We want to feel seen and heard – it’s a basic human desire. However, we can forget that just as much as we want that, so do many others we interact with daily. This desire can particularly apply to folks historically excluded from even contemplating the idea that their feelings are as valid as the rest.
Centering ourselves means that when faced with the opportunity to listen to someone else’s experience, we interrupt the conversation by focusing on our own. We take the energy that was supposed to be spent on truly listening and pour it into making it known that your privilege or discomfort within the situation is more critical.
This is why we must practice active and empathic listening. To many, it’s such a simple concept, but how we listen to others informs our responses which informs how we make them feel. We must listen to understand rather than respond.
When we’re faced with someone sharing their experience, we should actively practice creating a space in which the person feels comfortable continuing to share if they so choose to. Sometimes, even asking questions that you think to signal curiosity can indicate you were too busy thinking of the next question instead of truly listening.
For example; when someone is telling you a story about their upbringing and how that’s shaped their life, try saying something like, “It seems like this part of your life is something you still carry with you,” as opposed to something like “Was your favorite part ‘X’?” The main reason is that when you listen closely and respond with a statement that starts with “It seems like…” or “It sounds like…,” you often allow the other person to open up more and talk about what they choose to talk about, rather than putting the focus on the question or topic you thought about as they were speaking.
Centering ourselves also happens when we’re uncomfortable and, unfortunately, contributes to the erasure of peoples’ experiences. The movements and conversations we’re seeing in our world are for the betterment of people and their communities – it’s not about making those who are privileged look like good people. While we all face our battles, we must show up fully when we decide to advocate for others.
A pause and some quick reflection can most times help us decenter ourselves. Note: the honest answers aren’t always the easiest ones. Here are a few questions we can ask before contributing to a conversation:
- Who is this for? Who does this help?
- Am I searching for someone to console me?
- Am I sharing my experience to indicate how others should feel?

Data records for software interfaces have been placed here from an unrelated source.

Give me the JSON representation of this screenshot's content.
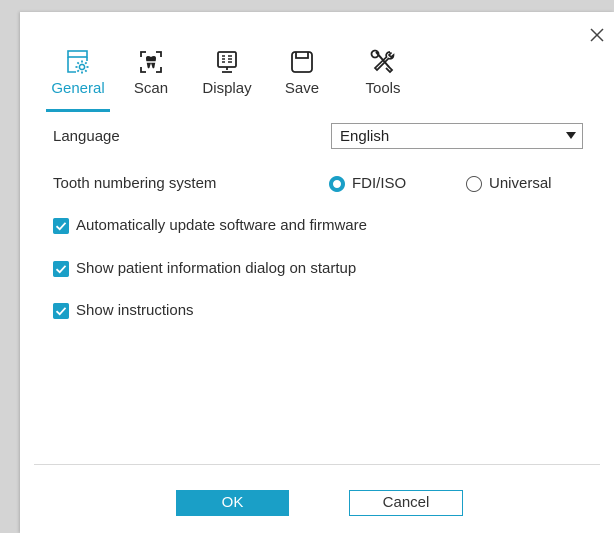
{
  "dialog": {
    "close_icon": "close-icon"
  },
  "tabs": [
    {
      "label": "General",
      "icon": "gear-window-icon",
      "active": true
    },
    {
      "label": "Scan",
      "icon": "tooth-scan-icon",
      "active": false
    },
    {
      "label": "Display",
      "icon": "monitor-icon",
      "active": false
    },
    {
      "label": "Save",
      "icon": "floppy-disk-icon",
      "active": false
    },
    {
      "label": "Tools",
      "icon": "tools-icon",
      "active": false
    }
  ],
  "general": {
    "language_label": "Language",
    "language_value": "English",
    "numbering_label": "Tooth numbering system",
    "numbering_options": [
      {
        "label": "FDI/ISO",
        "selected": true
      },
      {
        "label": "Universal",
        "selected": false
      }
    ],
    "checkboxes": [
      {
        "label": "Automatically update software and firmware",
        "checked": true
      },
      {
        "label": "Show patient information dialog on startup",
        "checked": true
      },
      {
        "label": "Show instructions",
        "checked": true
      }
    ]
  },
  "buttons": {
    "ok_label": "OK",
    "cancel_label": "Cancel"
  },
  "colors": {
    "accent": "#1a9fc7",
    "backdrop": "#d4d4d4"
  }
}
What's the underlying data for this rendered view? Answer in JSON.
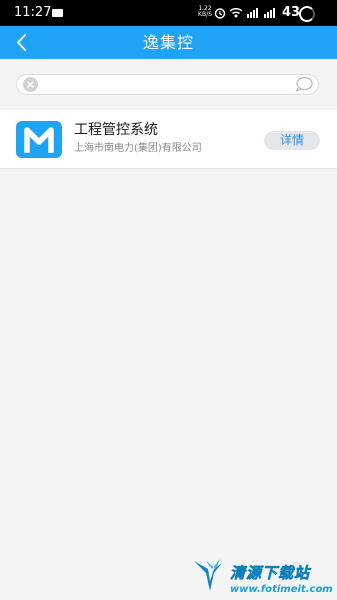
{
  "status_bar": {
    "time": "11:27",
    "speed_value": "1.22",
    "speed_unit": "KB/S",
    "battery": "43"
  },
  "nav": {
    "title": "逸集控",
    "back_icon": "chevron-left-icon"
  },
  "search": {
    "value": "",
    "placeholder": "",
    "clear_icon": "clear-icon",
    "right_icon": "chat-bubble-icon"
  },
  "apps": [
    {
      "name": "工程管控系统",
      "company": "上海市南电力(集团)有限公司",
      "action_label": "详情",
      "icon": "m-logo-icon"
    }
  ],
  "watermark": {
    "title": "清源下载站",
    "url": "www.fotimeit.com"
  },
  "colors": {
    "primary": "#1fa3f5",
    "background": "#f5f4f5"
  }
}
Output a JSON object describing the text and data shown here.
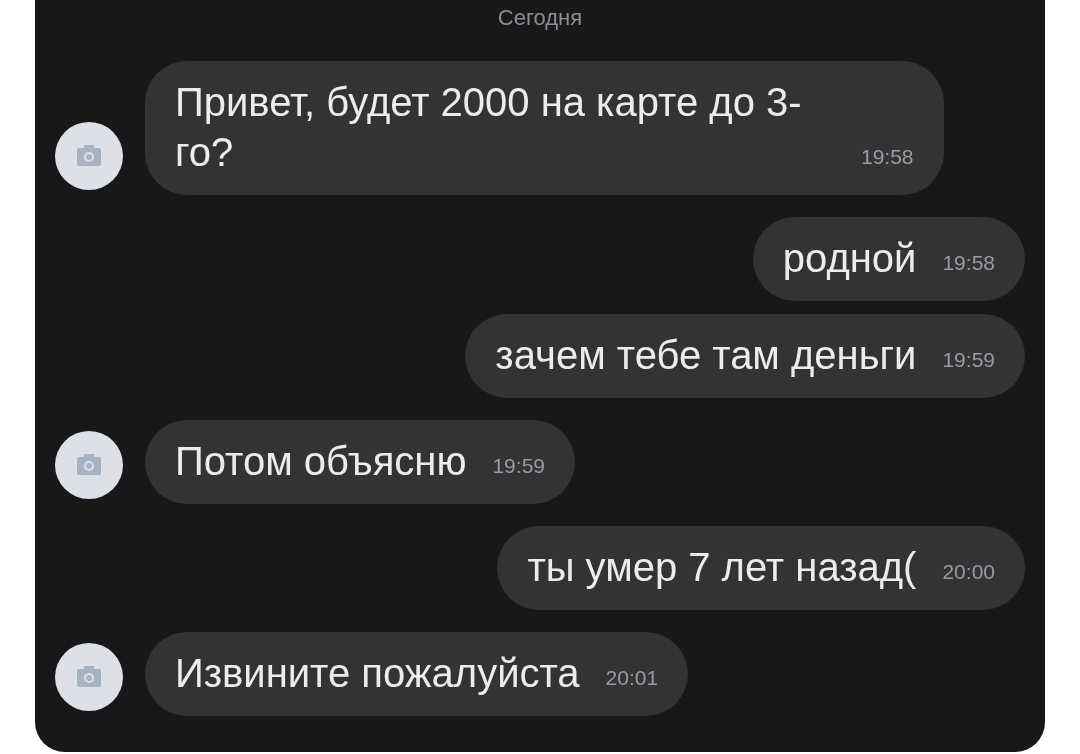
{
  "date_header": "Сегодня",
  "messages": [
    {
      "kind": "incoming",
      "text": "Привет, будет 2000 на карте до 3-го?",
      "time": "19:58"
    },
    {
      "kind": "outgoing",
      "text": "родной",
      "time": "19:58"
    },
    {
      "kind": "outgoing",
      "text": "зачем тебе там деньги",
      "time": "19:59"
    },
    {
      "kind": "incoming",
      "text": "Потом объясню",
      "time": "19:59"
    },
    {
      "kind": "outgoing",
      "text": "ты умер 7 лет назад(",
      "time": "20:00"
    },
    {
      "kind": "incoming",
      "text": "Извините пожалуйста",
      "time": "20:01"
    }
  ]
}
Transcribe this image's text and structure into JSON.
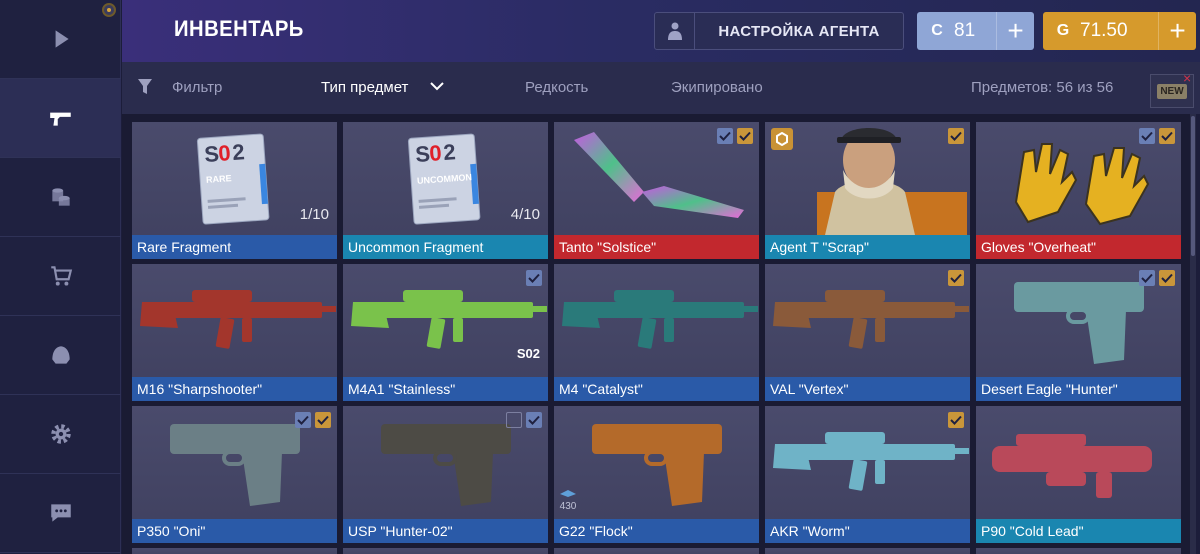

We have to do the work to recognize when our perspective is causing more harm than good. Let’s be okay with taking pauses and responsibility for how we show up in conversations that could ultimately change our world.